What this task involves: Write only the count of lines that hold the word "NOTES" in the listing.

Data section:
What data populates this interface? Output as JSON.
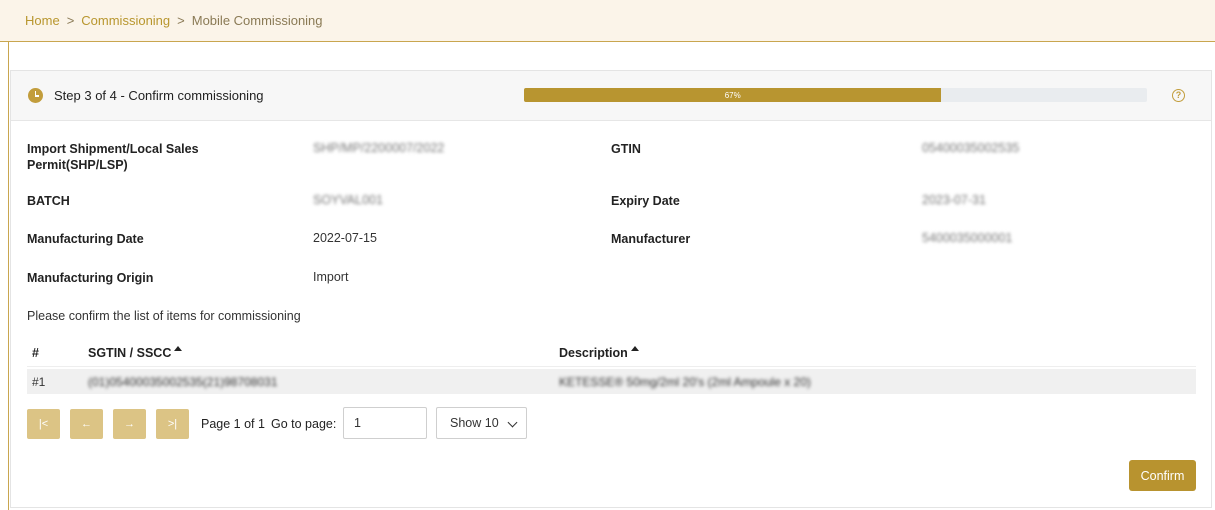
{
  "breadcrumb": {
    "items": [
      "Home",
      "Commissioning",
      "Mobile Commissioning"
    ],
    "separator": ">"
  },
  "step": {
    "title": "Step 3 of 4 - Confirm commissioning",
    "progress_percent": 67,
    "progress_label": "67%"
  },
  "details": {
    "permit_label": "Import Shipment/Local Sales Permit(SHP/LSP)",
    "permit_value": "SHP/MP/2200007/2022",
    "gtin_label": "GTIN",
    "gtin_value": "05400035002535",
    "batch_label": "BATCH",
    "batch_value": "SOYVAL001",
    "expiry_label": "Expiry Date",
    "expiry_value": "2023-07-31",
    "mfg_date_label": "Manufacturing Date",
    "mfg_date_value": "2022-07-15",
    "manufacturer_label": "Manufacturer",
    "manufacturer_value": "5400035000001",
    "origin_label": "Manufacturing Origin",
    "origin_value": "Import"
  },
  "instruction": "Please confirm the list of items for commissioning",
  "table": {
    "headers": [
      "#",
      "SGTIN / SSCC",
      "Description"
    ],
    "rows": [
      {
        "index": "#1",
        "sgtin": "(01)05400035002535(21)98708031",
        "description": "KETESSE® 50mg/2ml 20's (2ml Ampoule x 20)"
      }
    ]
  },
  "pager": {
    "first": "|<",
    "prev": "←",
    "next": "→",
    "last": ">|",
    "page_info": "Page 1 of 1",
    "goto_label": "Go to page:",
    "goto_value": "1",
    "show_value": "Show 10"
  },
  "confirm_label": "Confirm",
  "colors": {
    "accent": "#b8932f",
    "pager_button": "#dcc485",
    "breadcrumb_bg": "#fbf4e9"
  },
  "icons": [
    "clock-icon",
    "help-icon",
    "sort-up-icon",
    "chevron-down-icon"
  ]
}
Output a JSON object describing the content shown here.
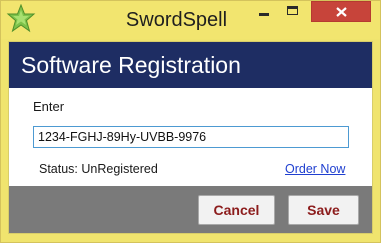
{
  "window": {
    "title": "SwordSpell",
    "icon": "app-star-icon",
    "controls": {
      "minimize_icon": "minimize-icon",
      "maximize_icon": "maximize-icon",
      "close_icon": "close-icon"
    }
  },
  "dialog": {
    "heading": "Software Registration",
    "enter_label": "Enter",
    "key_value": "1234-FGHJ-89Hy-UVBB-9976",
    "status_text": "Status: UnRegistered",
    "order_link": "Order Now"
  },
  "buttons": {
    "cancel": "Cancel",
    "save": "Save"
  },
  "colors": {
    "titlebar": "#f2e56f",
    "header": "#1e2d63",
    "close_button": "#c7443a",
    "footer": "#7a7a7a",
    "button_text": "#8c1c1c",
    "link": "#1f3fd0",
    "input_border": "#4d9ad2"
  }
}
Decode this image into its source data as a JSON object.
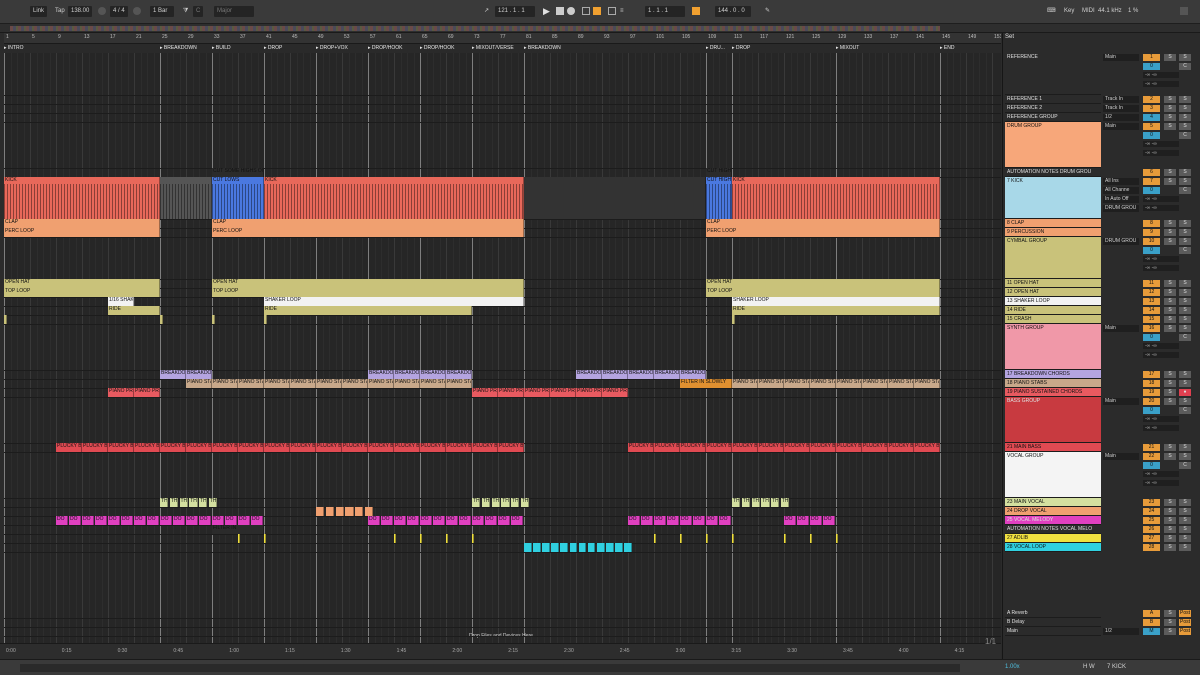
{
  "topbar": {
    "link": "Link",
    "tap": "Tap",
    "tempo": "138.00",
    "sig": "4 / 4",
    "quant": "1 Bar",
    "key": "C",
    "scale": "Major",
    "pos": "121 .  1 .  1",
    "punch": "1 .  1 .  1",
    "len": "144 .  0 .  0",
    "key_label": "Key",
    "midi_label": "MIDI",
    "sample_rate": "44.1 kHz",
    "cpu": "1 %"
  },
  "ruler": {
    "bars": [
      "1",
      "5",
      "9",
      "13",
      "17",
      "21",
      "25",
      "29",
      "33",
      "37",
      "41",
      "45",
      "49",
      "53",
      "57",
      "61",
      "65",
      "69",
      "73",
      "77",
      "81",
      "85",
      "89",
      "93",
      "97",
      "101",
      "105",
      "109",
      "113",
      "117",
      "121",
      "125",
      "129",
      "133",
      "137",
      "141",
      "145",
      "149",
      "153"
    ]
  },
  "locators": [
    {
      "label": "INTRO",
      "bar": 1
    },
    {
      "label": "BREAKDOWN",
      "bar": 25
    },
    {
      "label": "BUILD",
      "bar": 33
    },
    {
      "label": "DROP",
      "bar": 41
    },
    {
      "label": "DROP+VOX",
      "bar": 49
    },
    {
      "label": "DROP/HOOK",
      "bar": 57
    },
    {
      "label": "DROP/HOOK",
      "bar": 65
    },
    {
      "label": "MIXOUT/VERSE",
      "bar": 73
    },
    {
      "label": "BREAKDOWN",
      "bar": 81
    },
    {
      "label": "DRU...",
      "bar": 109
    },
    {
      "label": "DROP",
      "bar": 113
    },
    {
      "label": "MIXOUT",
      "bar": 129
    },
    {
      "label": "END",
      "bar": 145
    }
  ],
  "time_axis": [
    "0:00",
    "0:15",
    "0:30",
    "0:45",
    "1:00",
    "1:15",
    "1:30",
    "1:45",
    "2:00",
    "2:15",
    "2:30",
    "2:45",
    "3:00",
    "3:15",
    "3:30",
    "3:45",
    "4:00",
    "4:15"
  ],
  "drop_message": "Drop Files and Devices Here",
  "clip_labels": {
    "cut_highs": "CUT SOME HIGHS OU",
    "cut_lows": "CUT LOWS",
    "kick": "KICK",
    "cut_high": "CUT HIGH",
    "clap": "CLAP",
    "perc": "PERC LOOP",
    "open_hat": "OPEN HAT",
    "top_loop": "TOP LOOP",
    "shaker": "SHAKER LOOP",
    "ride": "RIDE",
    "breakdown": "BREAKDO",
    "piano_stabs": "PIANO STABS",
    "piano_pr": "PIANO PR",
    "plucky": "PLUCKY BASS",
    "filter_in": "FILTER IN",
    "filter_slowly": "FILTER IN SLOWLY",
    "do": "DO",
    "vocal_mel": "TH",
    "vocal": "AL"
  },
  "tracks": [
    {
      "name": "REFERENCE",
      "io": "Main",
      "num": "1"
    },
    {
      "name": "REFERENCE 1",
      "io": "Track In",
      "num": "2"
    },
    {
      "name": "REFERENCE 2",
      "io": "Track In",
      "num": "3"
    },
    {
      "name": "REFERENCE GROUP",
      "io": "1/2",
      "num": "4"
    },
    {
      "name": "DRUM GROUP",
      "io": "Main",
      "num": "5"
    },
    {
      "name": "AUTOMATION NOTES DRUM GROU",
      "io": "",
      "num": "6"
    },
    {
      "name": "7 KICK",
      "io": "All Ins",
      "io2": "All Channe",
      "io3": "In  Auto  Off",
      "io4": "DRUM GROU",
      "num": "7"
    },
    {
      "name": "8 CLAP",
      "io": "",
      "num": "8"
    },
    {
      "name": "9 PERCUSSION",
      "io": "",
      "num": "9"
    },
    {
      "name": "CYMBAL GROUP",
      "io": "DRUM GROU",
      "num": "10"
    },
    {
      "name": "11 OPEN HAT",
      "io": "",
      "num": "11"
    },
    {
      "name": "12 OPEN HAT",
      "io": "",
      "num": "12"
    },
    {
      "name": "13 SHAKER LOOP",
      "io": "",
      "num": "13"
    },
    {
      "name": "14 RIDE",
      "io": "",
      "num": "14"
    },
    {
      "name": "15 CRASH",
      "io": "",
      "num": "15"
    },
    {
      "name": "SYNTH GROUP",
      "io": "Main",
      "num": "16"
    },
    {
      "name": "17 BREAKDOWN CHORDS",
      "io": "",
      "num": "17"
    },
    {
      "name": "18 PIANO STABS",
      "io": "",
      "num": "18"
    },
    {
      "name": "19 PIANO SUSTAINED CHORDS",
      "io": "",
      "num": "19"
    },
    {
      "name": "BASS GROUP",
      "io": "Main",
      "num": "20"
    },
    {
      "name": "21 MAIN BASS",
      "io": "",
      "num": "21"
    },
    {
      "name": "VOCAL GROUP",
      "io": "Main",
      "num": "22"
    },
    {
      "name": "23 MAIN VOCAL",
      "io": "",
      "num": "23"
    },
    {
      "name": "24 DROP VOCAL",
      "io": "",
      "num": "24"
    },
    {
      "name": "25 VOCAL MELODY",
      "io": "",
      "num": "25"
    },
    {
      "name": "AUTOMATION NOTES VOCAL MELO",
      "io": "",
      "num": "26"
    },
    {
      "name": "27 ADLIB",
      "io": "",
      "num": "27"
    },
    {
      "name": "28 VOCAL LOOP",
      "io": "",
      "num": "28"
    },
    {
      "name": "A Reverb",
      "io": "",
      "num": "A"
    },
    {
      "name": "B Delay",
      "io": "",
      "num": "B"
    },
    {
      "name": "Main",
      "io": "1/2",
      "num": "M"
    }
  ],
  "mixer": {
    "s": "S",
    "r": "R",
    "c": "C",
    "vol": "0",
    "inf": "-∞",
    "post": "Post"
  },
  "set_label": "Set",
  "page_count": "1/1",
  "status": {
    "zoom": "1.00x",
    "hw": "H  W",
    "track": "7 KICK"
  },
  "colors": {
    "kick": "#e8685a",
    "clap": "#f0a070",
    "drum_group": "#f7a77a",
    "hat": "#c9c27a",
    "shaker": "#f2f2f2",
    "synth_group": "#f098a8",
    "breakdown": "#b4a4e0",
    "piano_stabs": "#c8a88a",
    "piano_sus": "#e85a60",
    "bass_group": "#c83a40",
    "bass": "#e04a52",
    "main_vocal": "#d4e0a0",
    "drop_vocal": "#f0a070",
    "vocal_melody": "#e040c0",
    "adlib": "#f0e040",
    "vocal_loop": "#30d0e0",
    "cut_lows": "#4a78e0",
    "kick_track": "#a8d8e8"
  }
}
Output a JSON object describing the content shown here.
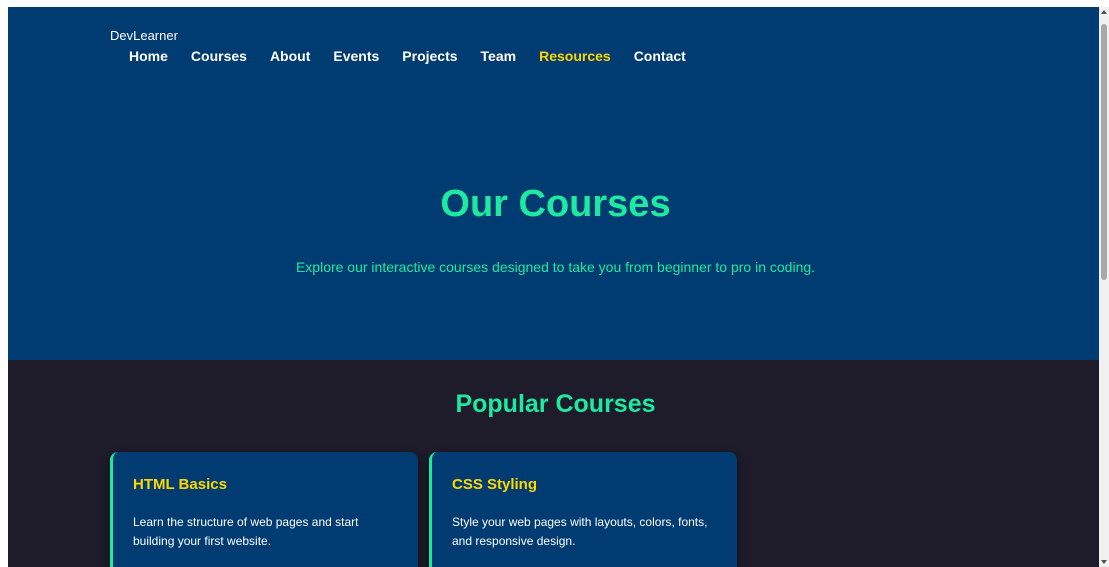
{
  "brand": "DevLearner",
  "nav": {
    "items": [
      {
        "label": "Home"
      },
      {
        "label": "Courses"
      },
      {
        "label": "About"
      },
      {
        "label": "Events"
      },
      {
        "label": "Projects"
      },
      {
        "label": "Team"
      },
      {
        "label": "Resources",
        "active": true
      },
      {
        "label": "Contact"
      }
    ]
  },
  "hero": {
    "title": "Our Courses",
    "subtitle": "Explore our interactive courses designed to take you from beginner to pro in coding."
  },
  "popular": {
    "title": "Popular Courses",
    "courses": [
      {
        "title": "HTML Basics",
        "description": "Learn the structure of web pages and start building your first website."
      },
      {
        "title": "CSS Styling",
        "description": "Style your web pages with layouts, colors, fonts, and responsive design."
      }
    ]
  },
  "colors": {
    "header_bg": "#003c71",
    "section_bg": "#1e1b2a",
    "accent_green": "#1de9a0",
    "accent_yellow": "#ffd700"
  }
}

Solution: 2